He was part of us, the Father we looked to for guidance. He was the liberator and yet he was Sheikh Shaheb and Mujib Bhai and “Muzibor” to Bengalis across the spectrum. My brother and I saw his car come to a stop at the traffic lights on Elephant Road. He was reading a newspaper, an unassuming Bengali like any other adult middle-class Bengali. Everyone on the sidewalks watched him in delight. We loved him then, as we have loved him always.
On a summer’s day, walking into Gonobhaban with my little brother in the hope of a glimpse of him, I was horrified when my sibling broke away from the crowd at the gate and softly made his way to the building housing the Prime Minister’s Office. He went in. A couple of minutes later, he and Bangabandhu walked out together. I loved my brother then.
When time stood still
On August 15, 1975, prepared to walk down to Dhaka University to hear Bangabandhu speak at the convocation, I sipped tea at home. And then time came to a halt. No one saw Bangabandhu that day, for foul conspiracy had done him in.

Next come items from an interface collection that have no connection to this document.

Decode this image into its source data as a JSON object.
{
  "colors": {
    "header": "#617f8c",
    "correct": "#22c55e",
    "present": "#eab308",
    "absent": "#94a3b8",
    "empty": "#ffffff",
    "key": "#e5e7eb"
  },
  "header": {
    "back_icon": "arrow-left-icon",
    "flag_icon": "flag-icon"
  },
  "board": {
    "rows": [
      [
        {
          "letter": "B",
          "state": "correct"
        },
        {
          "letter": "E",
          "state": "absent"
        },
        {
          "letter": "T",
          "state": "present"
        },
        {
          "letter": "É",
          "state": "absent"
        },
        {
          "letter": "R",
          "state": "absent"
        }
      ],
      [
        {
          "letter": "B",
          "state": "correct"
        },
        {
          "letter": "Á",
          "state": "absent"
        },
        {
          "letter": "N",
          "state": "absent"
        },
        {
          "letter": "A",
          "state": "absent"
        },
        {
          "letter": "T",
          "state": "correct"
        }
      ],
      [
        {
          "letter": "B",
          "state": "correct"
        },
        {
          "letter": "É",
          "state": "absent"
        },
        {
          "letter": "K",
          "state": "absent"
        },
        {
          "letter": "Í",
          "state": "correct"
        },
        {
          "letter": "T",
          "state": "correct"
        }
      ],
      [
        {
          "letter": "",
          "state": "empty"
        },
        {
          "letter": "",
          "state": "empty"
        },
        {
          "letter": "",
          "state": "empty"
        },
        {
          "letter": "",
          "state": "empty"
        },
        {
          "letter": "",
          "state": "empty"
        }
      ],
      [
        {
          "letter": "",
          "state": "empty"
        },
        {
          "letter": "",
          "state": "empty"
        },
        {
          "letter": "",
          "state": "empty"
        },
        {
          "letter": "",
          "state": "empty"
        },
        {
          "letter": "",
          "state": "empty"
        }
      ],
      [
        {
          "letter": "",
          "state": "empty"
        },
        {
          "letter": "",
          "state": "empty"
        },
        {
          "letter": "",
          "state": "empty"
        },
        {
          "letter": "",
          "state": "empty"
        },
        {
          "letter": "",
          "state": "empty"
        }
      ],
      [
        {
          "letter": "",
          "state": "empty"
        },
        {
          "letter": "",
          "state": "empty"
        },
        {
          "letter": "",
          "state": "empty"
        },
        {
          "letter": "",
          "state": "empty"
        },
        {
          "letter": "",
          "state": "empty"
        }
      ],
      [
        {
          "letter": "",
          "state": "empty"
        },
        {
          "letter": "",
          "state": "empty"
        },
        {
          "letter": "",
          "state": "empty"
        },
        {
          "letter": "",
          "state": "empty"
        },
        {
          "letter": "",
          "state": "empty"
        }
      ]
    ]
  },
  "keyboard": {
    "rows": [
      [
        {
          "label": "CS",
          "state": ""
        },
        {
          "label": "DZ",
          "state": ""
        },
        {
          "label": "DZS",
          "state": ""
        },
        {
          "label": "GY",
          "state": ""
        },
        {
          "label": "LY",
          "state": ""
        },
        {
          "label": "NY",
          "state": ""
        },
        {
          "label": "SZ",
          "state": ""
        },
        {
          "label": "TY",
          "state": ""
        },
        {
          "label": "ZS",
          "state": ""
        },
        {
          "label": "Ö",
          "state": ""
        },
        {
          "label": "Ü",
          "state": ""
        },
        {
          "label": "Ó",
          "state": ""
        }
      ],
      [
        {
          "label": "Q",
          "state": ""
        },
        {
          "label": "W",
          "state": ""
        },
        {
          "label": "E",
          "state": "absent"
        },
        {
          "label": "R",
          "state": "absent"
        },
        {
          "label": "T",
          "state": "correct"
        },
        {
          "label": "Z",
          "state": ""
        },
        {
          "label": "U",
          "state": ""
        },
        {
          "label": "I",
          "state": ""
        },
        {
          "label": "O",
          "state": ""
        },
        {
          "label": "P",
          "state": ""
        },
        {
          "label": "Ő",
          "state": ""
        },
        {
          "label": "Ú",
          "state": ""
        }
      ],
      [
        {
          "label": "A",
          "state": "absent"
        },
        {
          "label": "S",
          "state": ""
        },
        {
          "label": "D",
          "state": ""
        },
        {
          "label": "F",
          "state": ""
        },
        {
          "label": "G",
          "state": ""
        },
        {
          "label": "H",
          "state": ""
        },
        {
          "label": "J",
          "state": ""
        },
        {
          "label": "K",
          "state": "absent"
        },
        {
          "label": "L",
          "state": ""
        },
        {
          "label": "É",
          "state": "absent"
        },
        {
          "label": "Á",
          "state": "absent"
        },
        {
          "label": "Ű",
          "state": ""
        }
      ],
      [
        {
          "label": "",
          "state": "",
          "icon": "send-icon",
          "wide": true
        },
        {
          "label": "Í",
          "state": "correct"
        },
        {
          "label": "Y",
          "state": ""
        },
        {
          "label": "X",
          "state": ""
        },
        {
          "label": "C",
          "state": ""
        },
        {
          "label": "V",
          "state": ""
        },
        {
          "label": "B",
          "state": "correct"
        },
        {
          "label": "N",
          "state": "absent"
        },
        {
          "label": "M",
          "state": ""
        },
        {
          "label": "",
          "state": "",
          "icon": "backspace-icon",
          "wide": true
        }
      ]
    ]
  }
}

No one would ever see him again. Ayub Khan’s conspiracy would not kill him in the Agartala case. Intrigues by Yahya Khan and Tikka Khan could not put an end to his life in his lonely incarceration in 1971. But conspiracy took him away from us in 1975. His very own Bengalis took his life. With him went our moments of glory.
It was that glory I shared in January 10, 1972 as I hung on to the rear of the truck carrying Bangabandhu to the Race Course (today’s Suhrawardy Udyan) from Tejgaon airport moments after his return home to a Bangladesh freed on the strength of his leadership.
And glory was embodied in him as he, a free man once again, spoke to the world at Claridges in London two days earlier.
Sheikh Mujibur Rahman was a colossus bestriding the world in times he had been instrumental in the making of. He instilled pride in us through his retort to Saudi King Faisal’s understanding of Bangladesh. He cheered us when he exposed the naiveté in Nigeria’s Yakubu Gowon, when the latter lamented the break-up of Pakistan. It was a supremely confident Bangabandhu with Gerald Ford at the White House. I was thrilled beyond measure when in 1997 Edward Heath, having known from me of my being from Bangladesh, smiled and said softly: “Ah, Sheikh Mujibur Rahman’s country.”
I have prayed at Bangabandhu’s grave. I have experienced the profusion of lunar light shining on his resting place in the depths of the night. I have washed, in loving emotion, the rough coffin which on a dark, macabre day carried his remains to Tungipara.
Across the rivers of this ancient land resting on heritage, I have missed the boatman who once led us safely to the tranquility of shores through turbulent Baishakh storms. I have missed the thunder in his voice, the loud laughter which reverberated across our world.Bangabandhu was a child of history even as he was a maker of it. In his story are laid out, page after page, the chronicles of our past and the pointers to our future. He was our universe.